Good news is starting to trickle out of Myanmar, formerly known as Burma. In August 2009, influential pro-democracy activist Aung San Suu Kyi and her party reversed their stance on tourism (it’s no longer discouraged); elections—albeit contested—were held for the first time in decades; and the long-repressive regime has begun loosing its grip. Meanwhile, the number of travelers has surged about 60 percent since 2008, and more than a dozen guide services plan to debut trips this year. Still, the place saw only 310,688 travelers in 2010. (By comparison, Nepal brought in more than 600,000.) That may be due to the ethnic conflict with the Kachin Independence Army in the northern region of Kachin. But the fighting is far from the areas of the country most travelers see. So should you go? The pro-tourism argument holds that avoiding government hotels and patronizing small businesses funnels money to locals, who need it. And the appeal is undeniable. A long-standing trade embargo with the West has insulated the country—for better or worse—from modernization. Men still wear traditional skirtlike lungis, horse carts trot dirt roads, and golden stupas and Buddhas are preserved as if in a time warp. Though independent travel is possible—Lonely Planet has a guidebook—getting permits to trek or raft is difficult, and public transportation is poor. Asian-travel specialist Effie Fletcher, of Himalayan High Treks, organizes custom trips with local guides ($100–$200 per person per day), including hiking through tiny Buddhist villages in the Shan Plateau mountains, rafting the Malikha River, shopping at a colorful floating market, soaking in hot springs, staying in monasteries few foreigners have ever seen, and visiting the 4,000-plus temples that have stood on the plains of Bagan for more than 800 years.

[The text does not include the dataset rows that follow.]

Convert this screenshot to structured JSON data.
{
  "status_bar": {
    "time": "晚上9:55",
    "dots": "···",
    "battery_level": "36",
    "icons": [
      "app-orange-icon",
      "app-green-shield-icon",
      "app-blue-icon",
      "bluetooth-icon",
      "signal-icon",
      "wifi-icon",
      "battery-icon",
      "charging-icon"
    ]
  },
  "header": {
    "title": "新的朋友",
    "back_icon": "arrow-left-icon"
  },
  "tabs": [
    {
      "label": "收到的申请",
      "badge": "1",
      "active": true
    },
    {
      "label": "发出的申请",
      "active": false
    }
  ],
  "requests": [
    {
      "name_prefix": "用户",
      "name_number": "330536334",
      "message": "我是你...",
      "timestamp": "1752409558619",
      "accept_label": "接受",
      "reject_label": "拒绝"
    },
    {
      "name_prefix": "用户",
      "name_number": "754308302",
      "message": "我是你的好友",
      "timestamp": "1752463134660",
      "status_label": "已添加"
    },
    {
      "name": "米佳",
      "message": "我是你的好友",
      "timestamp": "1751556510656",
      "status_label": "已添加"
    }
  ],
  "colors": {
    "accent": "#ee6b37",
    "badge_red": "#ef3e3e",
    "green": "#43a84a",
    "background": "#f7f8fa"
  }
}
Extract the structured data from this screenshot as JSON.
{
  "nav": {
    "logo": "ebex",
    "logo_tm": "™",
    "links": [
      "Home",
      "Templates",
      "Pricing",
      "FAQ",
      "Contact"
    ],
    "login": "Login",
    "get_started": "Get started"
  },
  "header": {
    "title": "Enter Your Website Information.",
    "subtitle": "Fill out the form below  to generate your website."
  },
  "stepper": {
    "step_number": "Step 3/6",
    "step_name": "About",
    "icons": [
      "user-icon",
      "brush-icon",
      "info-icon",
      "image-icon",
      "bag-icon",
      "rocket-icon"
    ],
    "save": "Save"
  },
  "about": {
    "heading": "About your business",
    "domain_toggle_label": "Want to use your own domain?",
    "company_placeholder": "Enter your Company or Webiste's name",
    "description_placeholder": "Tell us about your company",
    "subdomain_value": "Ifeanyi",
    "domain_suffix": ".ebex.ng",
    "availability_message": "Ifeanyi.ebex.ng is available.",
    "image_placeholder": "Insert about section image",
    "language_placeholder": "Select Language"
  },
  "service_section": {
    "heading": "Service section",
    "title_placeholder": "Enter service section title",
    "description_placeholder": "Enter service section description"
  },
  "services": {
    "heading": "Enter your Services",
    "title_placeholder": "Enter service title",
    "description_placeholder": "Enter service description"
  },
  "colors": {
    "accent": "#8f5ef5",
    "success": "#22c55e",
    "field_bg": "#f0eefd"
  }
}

Slovenia packs Mediterranean beaches, more than 87 hot springs, rugged peaks in the 9,000-foot Julian Alps, 6,000 miles of trails, and 40-plus ski resorts into an area about the size of New Jersey. Yet it gets a mere three million visitors a year, compared with neighboring Croatia’s 10.6 million. Our bet? Not for long. It’s easy to get to: drive 3.5 hours from Vienna or fly from a number of European cities into Ljubljana. Slovenia is well organized and locals are friendly, making independent travel easy. Fish for marble trout, Europe’s second-fattest species, in the Soca River with Lustrik Fishing Adventures, or explore some of the country’s 8,000 caves and mountain-bike alpine valleys with outfitter Pac Sports. BikeHike Adventures’ new eight-day trip ($3,299) includes kayaking the Krka River with a Slovenian Olympic medalist, biking through Swiss-like villages, and trekking to a vista above seven alpine lakes in Triglav National Park.